## About this exercise
Give again, unaltered, the line with "Extract the structured" and all lines that follow it in the listing below, minus any pictures.

(Data to process begins)

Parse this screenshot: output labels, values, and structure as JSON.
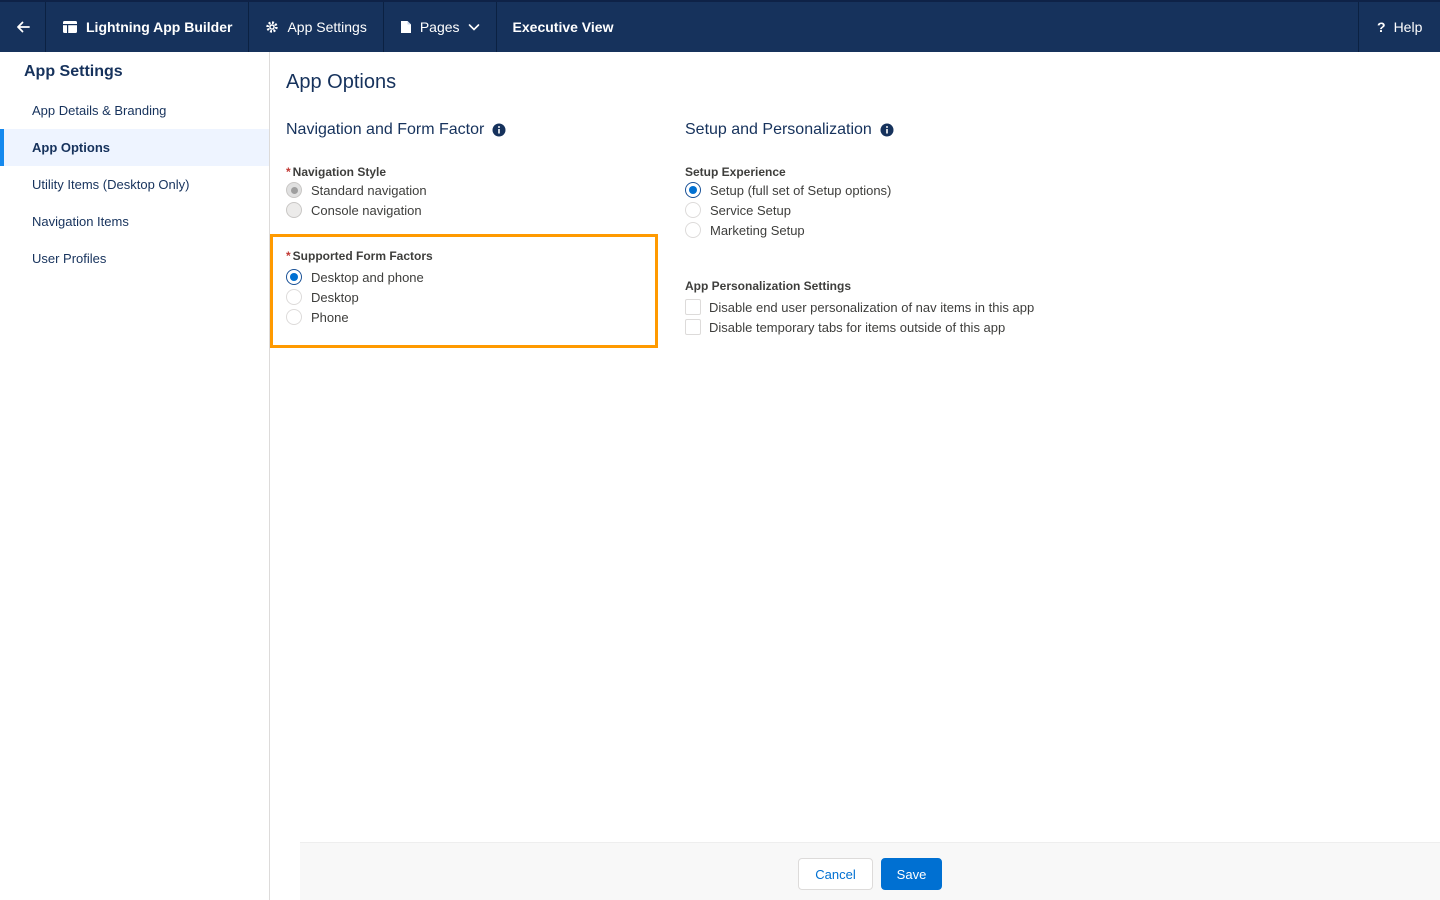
{
  "topbar": {
    "builder_label": "Lightning App Builder",
    "settings_label": "App Settings",
    "pages_label": "Pages",
    "app_name": "Executive View",
    "help_label": "Help"
  },
  "sidebar": {
    "title": "App Settings",
    "items": [
      {
        "label": "App Details & Branding"
      },
      {
        "label": "App Options"
      },
      {
        "label": "Utility Items (Desktop Only)"
      },
      {
        "label": "Navigation Items"
      },
      {
        "label": "User Profiles"
      }
    ]
  },
  "main": {
    "title": "App Options",
    "nav_section": {
      "title": "Navigation and Form Factor",
      "nav_style_label": "Navigation Style",
      "nav_style_options": [
        "Standard navigation",
        "Console navigation"
      ],
      "nav_style_selected": "Standard navigation",
      "form_factor_label": "Supported Form Factors",
      "form_factor_options": [
        "Desktop and phone",
        "Desktop",
        "Phone"
      ],
      "form_factor_selected": "Desktop and phone"
    },
    "setup_section": {
      "title": "Setup and Personalization",
      "setup_label": "Setup Experience",
      "setup_options": [
        "Setup (full set of Setup options)",
        "Service Setup",
        "Marketing Setup"
      ],
      "setup_selected": "Setup (full set of Setup options)",
      "personalization_label": "App Personalization Settings",
      "personalization_options": [
        "Disable end user personalization of nav items in this app",
        "Disable temporary tabs for items outside of this app"
      ]
    }
  },
  "footer": {
    "cancel_label": "Cancel",
    "save_label": "Save"
  },
  "colors": {
    "header_bg": "#16325c",
    "brand_blue": "#0070d2",
    "highlight": "#ff9a00",
    "required": "#c23934"
  }
}
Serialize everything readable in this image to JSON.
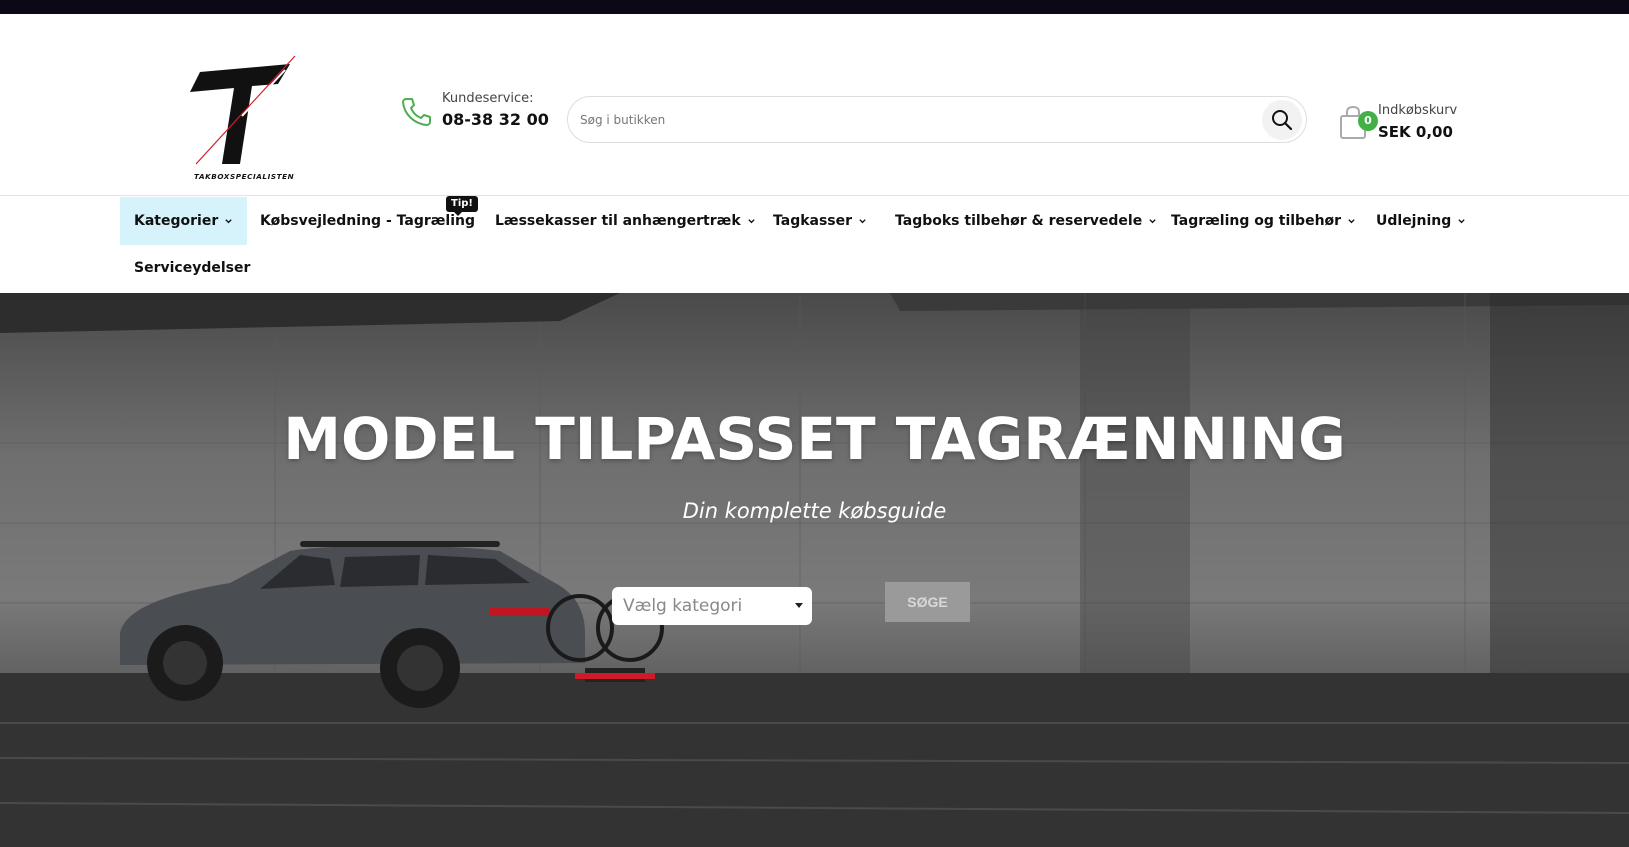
{
  "header": {
    "logo_text": "TAKBOXSPECIALISTEN",
    "customer_service": {
      "label": "Kundeservice:",
      "phone": "08-38 32 00",
      "icon": "phone-icon"
    },
    "search": {
      "placeholder": "Søg i butikken",
      "value": "",
      "icon": "search-icon"
    },
    "cart": {
      "label": "Indkøbskurv",
      "total": "SEK 0,00",
      "count": "0",
      "icon": "shopping-bag-icon"
    }
  },
  "nav": {
    "items": [
      {
        "label": "Kategorier",
        "has_dropdown": true,
        "active": true
      },
      {
        "label": "Købsvejledning - Tagræling",
        "has_dropdown": false,
        "badge": "Tip!"
      },
      {
        "label": "Læssekasser til anhængertræk",
        "has_dropdown": true
      },
      {
        "label": "Tagkasser",
        "has_dropdown": true
      },
      {
        "label": "Tagboks tilbehør & reservedele",
        "has_dropdown": true
      },
      {
        "label": "Tagræling og tilbehør",
        "has_dropdown": true
      },
      {
        "label": "Udlejning",
        "has_dropdown": true
      },
      {
        "label": "Serviceydelser",
        "has_dropdown": false
      }
    ]
  },
  "hero": {
    "title": "MODEL TILPASSET TAGRÆNNING",
    "subtitle": "Din komplette købsguide",
    "select": {
      "selected": "Vælg kategori"
    },
    "submit_label": "SØGE"
  },
  "colors": {
    "topbar": "#0d0818",
    "active_nav_bg": "#d6f2fb",
    "cart_badge": "#43b047",
    "phone_icon": "#4caf50"
  }
}
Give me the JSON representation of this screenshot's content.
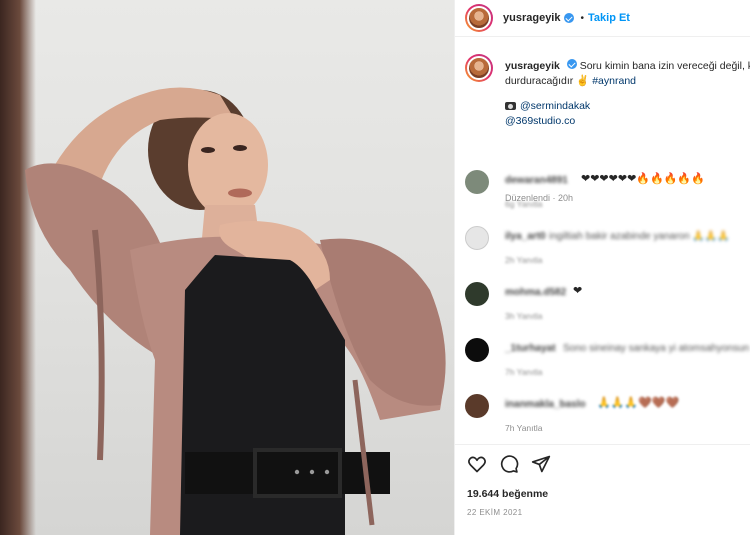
{
  "post": {
    "username": "yusrageyik",
    "follow_label": "Takip Et",
    "separator": "•"
  },
  "caption": {
    "username": "yusrageyik",
    "text_line1": "Soru kimin bana izin vereceği değil, kim",
    "text_line2": "durduracağıdır ✌",
    "hashtag": "#aynrand",
    "credit_photographer": "@sermindakak",
    "credit_studio": "@369studio.co",
    "edited": "Düzenlendi · 20h"
  },
  "comments": [
    {
      "name": "dewaran4891",
      "text": "",
      "hearts": "❤❤❤❤❤❤🔥🔥🔥🔥🔥",
      "meta": "6g    Yanıtla",
      "avatar_color": "#7d8a7a"
    },
    {
      "name": "ilya_art0",
      "text": "ingiltiah bakir azabinde yanaron 🙏🙏🙏",
      "hearts": "",
      "meta": "2h    Yanıtla",
      "avatar_color": "#dcdcdc"
    },
    {
      "name": "mohma.d582",
      "text": "",
      "hearts": "❤",
      "meta": "3h    Yanıtla",
      "avatar_color": "#2f3a2c"
    },
    {
      "name": "_1turhayat",
      "text": "Sono sineinay sankaya yi atomsahyonsun",
      "hearts": "",
      "meta": "7h    Yanıtla",
      "avatar_color": "#0c0c0c"
    },
    {
      "name": "inanmakla_baslo",
      "text": "",
      "hearts": "🙏🙏🙏🤎🤎🤎",
      "meta": "7h    Yanıtla",
      "avatar_color": "#5a3a2a"
    }
  ],
  "footer": {
    "likes": "19.644 beğenme",
    "date": "22 EKİM 2021"
  }
}
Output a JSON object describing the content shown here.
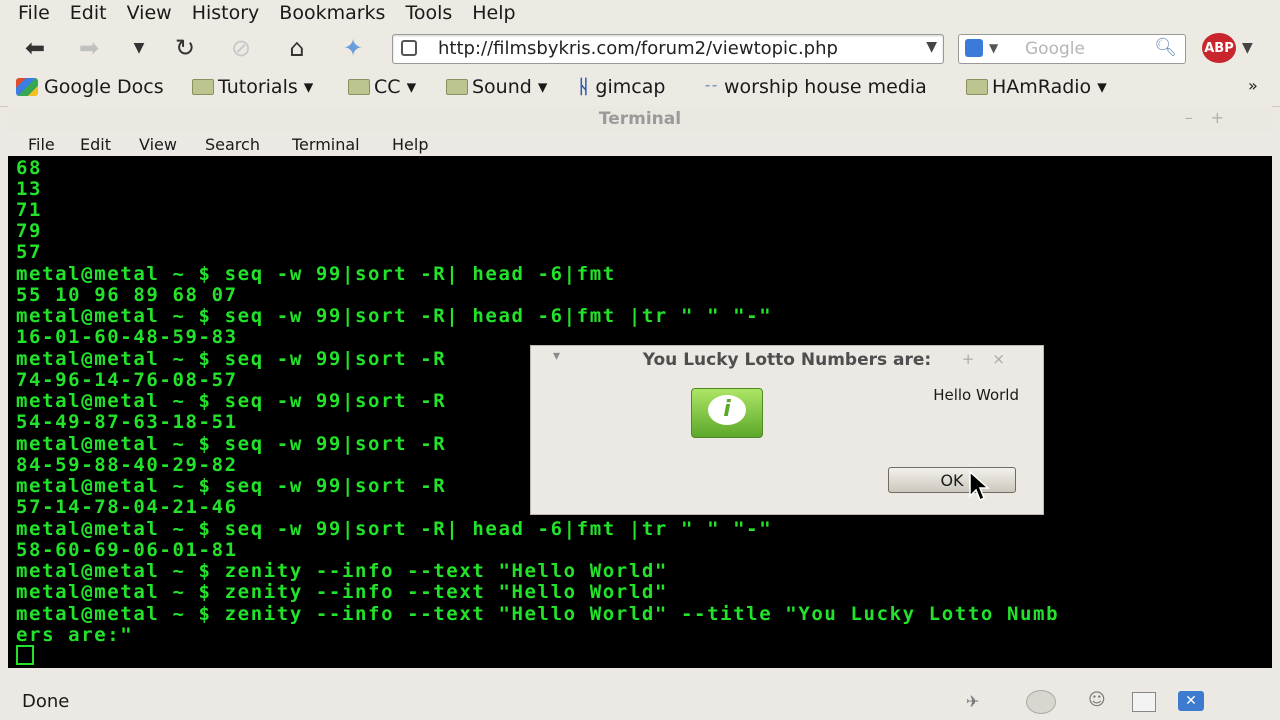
{
  "browser": {
    "menu": [
      "File",
      "Edit",
      "View",
      "History",
      "Bookmarks",
      "Tools",
      "Help"
    ],
    "url": "http://filmsbykris.com/forum2/viewtopic.php",
    "search_placeholder": "Google",
    "abp_label": "ABP",
    "bookmarks": [
      "Google Docs",
      "Tutorials ▾",
      "CC ▾",
      "Sound ▾",
      "gimcap",
      "worship house media",
      "HAmRadio ▾"
    ],
    "overflow": "»",
    "status": "Done"
  },
  "terminal": {
    "title": "Terminal",
    "menu": [
      "File",
      "Edit",
      "View",
      "Search",
      "Terminal",
      "Help"
    ],
    "lines": [
      "68",
      "13",
      "71",
      "79",
      "57",
      "metal@metal ~ $ seq -w 99|sort -R| head -6|fmt",
      "55 10 96 89 68 07",
      "metal@metal ~ $ seq -w 99|sort -R| head -6|fmt |tr \" \" \"-\"",
      "16-01-60-48-59-83",
      "metal@metal ~ $ seq -w 99|sort -R",
      "74-96-14-76-08-57",
      "metal@metal ~ $ seq -w 99|sort -R",
      "54-49-87-63-18-51",
      "metal@metal ~ $ seq -w 99|sort -R",
      "84-59-88-40-29-82",
      "metal@metal ~ $ seq -w 99|sort -R",
      "57-14-78-04-21-46",
      "metal@metal ~ $ seq -w 99|sort -R| head -6|fmt |tr \" \" \"-\"",
      "58-60-69-06-01-81",
      "metal@metal ~ $ zenity --info --text \"Hello World\"",
      "metal@metal ~ $ zenity --info --text \"Hello World\"",
      "metal@metal ~ $ zenity --info --text \"Hello World\" --title \"You Lucky Lotto Numb",
      "ers are:\""
    ]
  },
  "dialog": {
    "title": "You Lucky Lotto Numbers are:",
    "message": "Hello World",
    "ok_label": "OK"
  }
}
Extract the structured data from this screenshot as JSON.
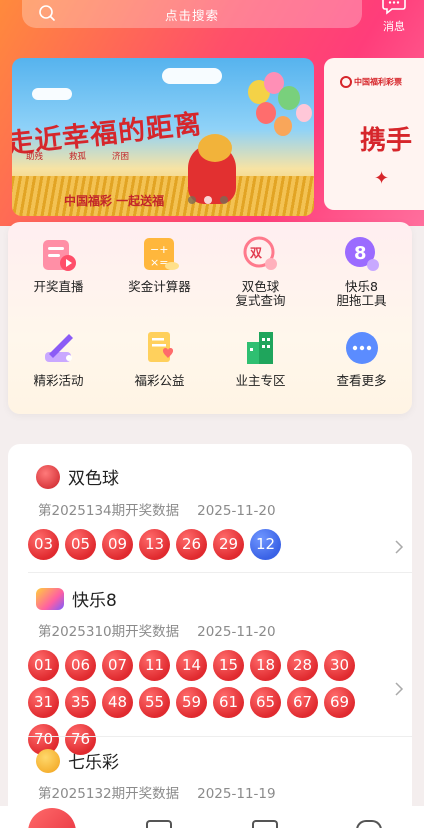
{
  "header": {
    "search_placeholder": "点击搜索",
    "message_label": "消息"
  },
  "banner": {
    "title": "走近幸福的距离",
    "subtitle_items": [
      "助残",
      "救孤",
      "济困"
    ],
    "slogan": "中国福彩 一起送福",
    "side_logo_text": "中国福利彩票",
    "side_text": "携手",
    "carousel_count": 3,
    "carousel_active_index": 2
  },
  "menu": {
    "items": [
      {
        "label": "开奖直播",
        "icon": "live-tv-icon"
      },
      {
        "label": "奖金计算器",
        "icon": "calculator-icon"
      },
      {
        "label": "双色球\n复式查询",
        "icon": "double-ball-query-icon"
      },
      {
        "label": "快乐8\n胆拖工具",
        "icon": "happy8-tool-icon"
      },
      {
        "label": "精彩活动",
        "icon": "activity-icon"
      },
      {
        "label": "福彩公益",
        "icon": "charity-icon"
      },
      {
        "label": "业主专区",
        "icon": "building-icon"
      },
      {
        "label": "查看更多",
        "icon": "more-icon"
      }
    ]
  },
  "lotteries": [
    {
      "name": "双色球",
      "period": "第2025134期开奖数据",
      "date": "2025-11-20",
      "red_balls": [
        "03",
        "05",
        "09",
        "13",
        "26",
        "29"
      ],
      "blue_balls": [
        "12"
      ]
    },
    {
      "name": "快乐8",
      "period": "第2025310期开奖数据",
      "date": "2025-11-20",
      "red_balls": [
        "01",
        "06",
        "07",
        "11",
        "14",
        "15",
        "18",
        "28",
        "30",
        "31",
        "35",
        "48",
        "55",
        "59",
        "61",
        "65",
        "67",
        "69",
        "70",
        "76"
      ],
      "blue_balls": []
    },
    {
      "name": "七乐彩",
      "period": "第2025132期开奖数据",
      "date": "2025-11-19",
      "red_balls": [],
      "blue_balls": []
    }
  ],
  "colors": {
    "accent_red": "#e02a2f",
    "blue_ball": "#3a62e6"
  }
}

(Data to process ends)

## Exercise response
Extract the structured data from this screenshot as JSON.
{
  "header": {
    "search_placeholder": "点击搜索",
    "message_label": "消息"
  },
  "banner": {
    "title": "走近幸福的距离",
    "subtitle_items": [
      "助残",
      "救孤",
      "济困"
    ],
    "slogan": "中国福彩 一起送福",
    "side_logo_text": "中国福利彩票",
    "side_text": "携手",
    "carousel_count": 3,
    "carousel_active_index": 2
  },
  "menu": {
    "items": [
      {
        "label": "开奖直播",
        "icon": "live-tv-icon"
      },
      {
        "label": "奖金计算器",
        "icon": "calculator-icon"
      },
      {
        "label": "双色球\n复式查询",
        "icon": "double-ball-query-icon"
      },
      {
        "label": "快乐8\n胆拖工具",
        "icon": "happy8-tool-icon"
      },
      {
        "label": "精彩活动",
        "icon": "activity-icon"
      },
      {
        "label": "福彩公益",
        "icon": "charity-icon"
      },
      {
        "label": "业主专区",
        "icon": "building-icon"
      },
      {
        "label": "查看更多",
        "icon": "more-icon"
      }
    ]
  },
  "lotteries": [
    {
      "name": "双色球",
      "period": "第2025134期开奖数据",
      "date": "2025-11-20",
      "red_balls": [
        "03",
        "05",
        "09",
        "13",
        "26",
        "29"
      ],
      "blue_balls": [
        "12"
      ]
    },
    {
      "name": "快乐8",
      "period": "第2025310期开奖数据",
      "date": "2025-11-20",
      "red_balls": [
        "01",
        "06",
        "07",
        "11",
        "14",
        "15",
        "18",
        "28",
        "30",
        "31",
        "35",
        "48",
        "55",
        "59",
        "61",
        "65",
        "67",
        "69",
        "70",
        "76"
      ],
      "blue_balls": []
    },
    {
      "name": "七乐彩",
      "period": "第2025132期开奖数据",
      "date": "2025-11-19",
      "red_balls": [],
      "blue_balls": []
    }
  ],
  "colors": {
    "accent_red": "#e02a2f",
    "blue_ball": "#3a62e6"
  }
}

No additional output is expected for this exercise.